Meena Alexander is undoubtedly one of the finest poets in the contemporary times. Her volumes of poetry include Illiterate Heart (winner of the PEN Open Book Award), Raw Silk and Quickly Changing River. She is Distinguished Professor of English and Women&’s Studies and teaches at Hunter College and the Graduate Center, City University of New York.
Excerpts from an interview:
Indian publishing space is witnessing a rising tide in fiction and prose but perhaps poetry is losing out at an equal pace in India. What are your views on the relevance of poetry today?
In the US there are indeed many streams of poetry, all the way from hip hop and rap and spoken word, to the kinds of poem that are prized in the academy. It does flourish here, even though there is no money in it, but perhaps that too is its strength. And there are fine contemporary poets in India, in English and in the Indian languages, and there is often a great vitality to poems I have read, powerful ways of marking the internal tremors that shape our lives.
How did your tryst with verse begin? Did you choose poetry or did it choose you? Can you describe the series of events from your life that led you to becoming a poet? When were you convinced that this is what you have to do?
I think my earliest ambition was to be a trapeze artist in the circus. I had seen the Gemini Circus as a child in Kerala and I was thrilled by the shiny pink outfits of the girls on the flying trapeze. But soon I realised I could hardly balance on a pole, let along swing high in the air. Yes, I think words chose me. The music of the words, a way of escaping my life, of entering another zone where dreams became real, where the sounds of words sift through the instability of emotions and reveal a crystalline form, something which might reveal a precarious truth. Of course, when I started writing at 10 or 11, I would never have put it this way. It was just something I loved doing dancing words, the music of survival really. I cannot imagine now anything else I could possibly do, or indeed be.
How do you decide on the subjects of your poems? Are you melancholic or is it that melancholy makes your verses more passionate to read?
You ask about melancholy…perhaps there is nothing one can do about that. A fault of one&’s temperament. I have to be inspired, there has to be something, some grit in the oyster&’s shell. But by the same token I have to give the mind free space, to move in quietness, to let the words come if they will. Sometimes a poem takes me a very long time to write. I might write a draft and set it aside, for months, years, not quite getting the shape. Sometimes it comes more quickly. I remember Ayyappa Paniker saying `Meena, the poem is waiting to be written.’ Or Jayanta Mahapatra saying to me `One has to have courage to sit for a long time in front of a blank sheet of paper.’
There is also a lot of ‘Hope’ between words in some of your verses, like when you say, “Now I think it&’s a miracle we were able, ever/ To put one foot in front of the other and keep on walking.” Tell us about your feelings on writing a melancholic poem and then a poem ending with a sense of hope? Are you personally affected by your poems?

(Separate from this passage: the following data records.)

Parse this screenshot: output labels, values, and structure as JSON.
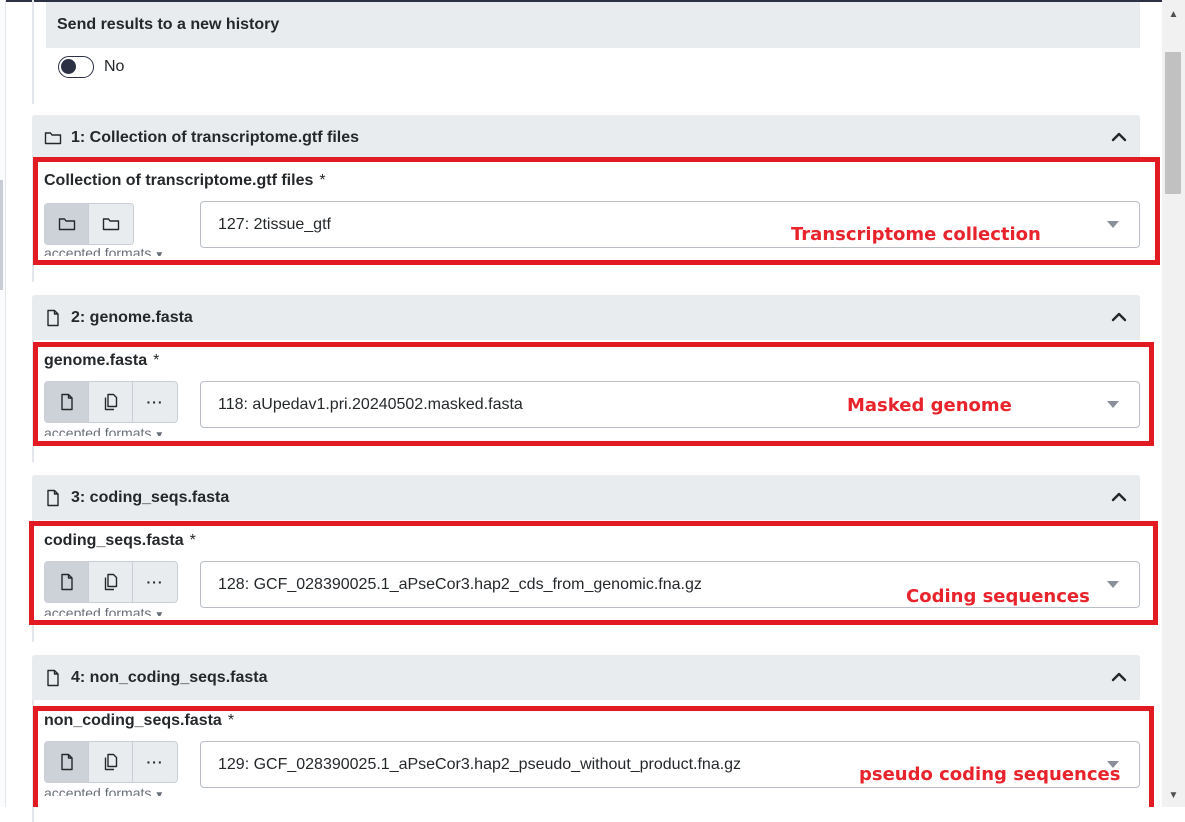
{
  "send_results": {
    "title": "Send results to a new history",
    "toggle_label": "No",
    "toggle_on": false
  },
  "sections": [
    {
      "header": "1: Collection of transcriptome.gtf files",
      "header_icon": "folder-icon",
      "field_label": "Collection of transcriptome.gtf files",
      "required_mark": "*",
      "buttons": [
        "folder-icon",
        "folder-icon"
      ],
      "active_button": 0,
      "accepted_formats": "accepted formats",
      "selected_value": "127: 2tissue_gtf",
      "annotation": "Transcriptome collection"
    },
    {
      "header": "2: genome.fasta",
      "header_icon": "file-icon",
      "field_label": "genome.fasta",
      "required_mark": "*",
      "buttons": [
        "file-icon",
        "files-icon",
        "ellipsis"
      ],
      "active_button": 0,
      "accepted_formats": "accepted formats",
      "selected_value": "118: aUpedav1.pri.20240502.masked.fasta",
      "annotation": "Masked genome"
    },
    {
      "header": "3: coding_seqs.fasta",
      "header_icon": "file-icon",
      "field_label": "coding_seqs.fasta",
      "required_mark": "*",
      "buttons": [
        "file-icon",
        "files-icon",
        "ellipsis"
      ],
      "active_button": 0,
      "accepted_formats": "accepted formats",
      "selected_value": "128: GCF_028390025.1_aPseCor3.hap2_cds_from_genomic.fna.gz",
      "annotation": "Coding sequences"
    },
    {
      "header": "4: non_coding_seqs.fasta",
      "header_icon": "file-icon",
      "field_label": "non_coding_seqs.fasta",
      "required_mark": "*",
      "buttons": [
        "file-icon",
        "files-icon",
        "ellipsis"
      ],
      "active_button": 0,
      "accepted_formats": "accepted formats",
      "selected_value": "129: GCF_028390025.1_aPseCor3.hap2_pseudo_without_product.fna.gz",
      "annotation": "pseudo coding sequences"
    }
  ],
  "colors": {
    "annotation_red": "#e21b23",
    "header_bg": "#e9ecef",
    "text": "#25282b"
  }
}
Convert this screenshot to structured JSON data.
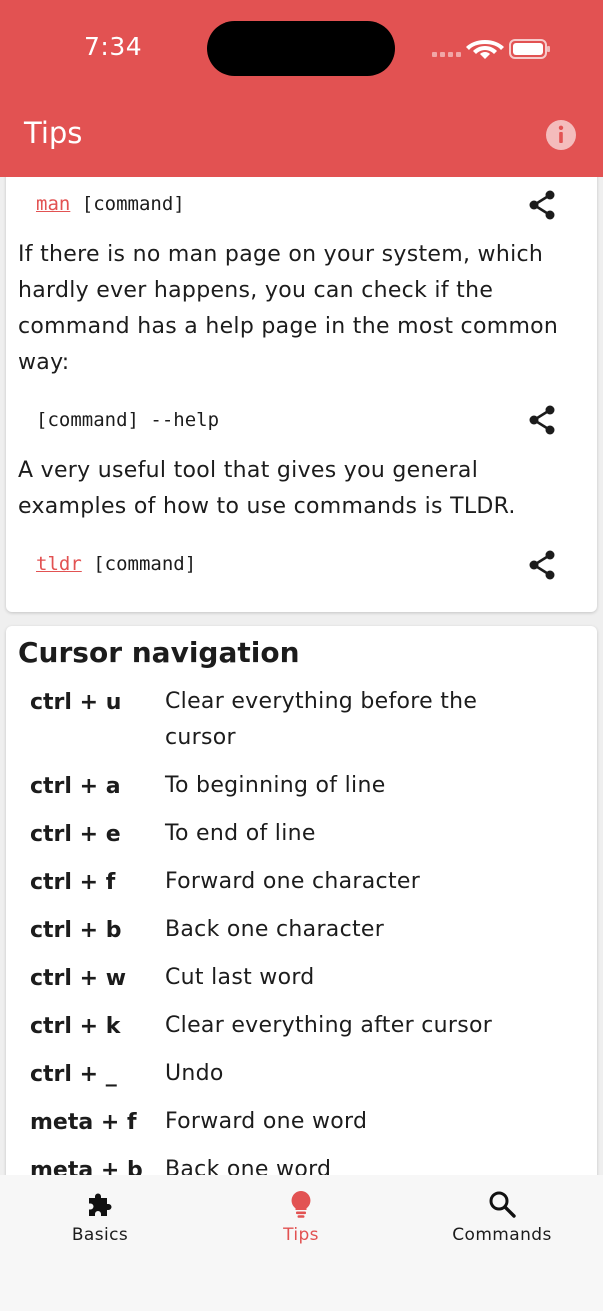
{
  "status_bar": {
    "time": "7:34"
  },
  "app_bar": {
    "title": "Tips",
    "info_icon": "info-icon",
    "color": "#e25252"
  },
  "card_help": {
    "cmd_man": {
      "link": "man",
      "arg": "[command]"
    },
    "para_help": "If there is no man page on your system, which hardly ever happens, you can check if the command has a help page in the most common way:",
    "cmd_help": {
      "text": "[command] --help"
    },
    "para_tldr": "A very useful tool that gives you general examples of how to use commands is TLDR.",
    "cmd_tldr": {
      "link": "tldr",
      "arg": "[command]"
    }
  },
  "cursor_nav": {
    "title": "Cursor navigation",
    "rows": [
      {
        "key": "ctrl + u",
        "desc": "Clear everything before the cursor"
      },
      {
        "key": "ctrl + a",
        "desc": "To beginning of line"
      },
      {
        "key": "ctrl + e",
        "desc": "To end of line"
      },
      {
        "key": "ctrl + f",
        "desc": "Forward one character"
      },
      {
        "key": "ctrl + b",
        "desc": "Back one character"
      },
      {
        "key": "ctrl + w",
        "desc": "Cut last word"
      },
      {
        "key": "ctrl + k",
        "desc": "Clear everything after cursor"
      },
      {
        "key": "ctrl + _",
        "desc": "Undo"
      },
      {
        "key": "meta + f",
        "desc": "Forward one word"
      },
      {
        "key": "meta + b",
        "desc": "Back one word"
      }
    ]
  },
  "bottom_nav": {
    "items": [
      {
        "label": "Basics",
        "icon": "puzzle-icon"
      },
      {
        "label": "Tips",
        "icon": "lightbulb-icon",
        "active": true
      },
      {
        "label": "Commands",
        "icon": "search-icon"
      }
    ]
  }
}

Yes I am affected. Perhaps writing a poem is itself an act of hope. In other words, unless there were hope, however deeply hidden, how could one write, express the thoughts that have no other way to emerge? Is it possible that what you call a melancholic poem might be impossible without a sense of hope? I do not think one can separate the two so clearly. Surely it is in darkness that the gold of the horizon is most clearly etched.
How difficult is it for a family person like you to fit into the shoes of a poet? Do you isolate yourself while writing or reading?
Well I must say it&’s not always so easy to write and be part of a living breathing family. Yes, I do try to make time for myself, but it&’s also out of the heart of those connections that our emotions spring and oftentimes it&’s at home that I write, though I have the habit of going and sitting in a coffee shop or sitting alone in a writing studio I have rented, at the top of a stone church, five minutes walk from where we live. I write on buses, trains, planes. Somehow I love the motion. When my children were small I sometimes would wake up at 4 am to write. And they had to put up with a dreamy mother, who would seem to be thousands of miles away.
Tell our readers a little about your latest, Atmospheric Embroidery.
The poems were written over several years and in the course of much travel. But I actually put the book together last year, when I was in Shimla at the Indian Institute of Advanced Study, where they had kindly invited me to spend some time writing. So, in my study overlooking the mountains, I was able to lay out pages, rework some poems and figure out a shape to the whole thing. Yes, the quiet and silence in the mountains was very important to me.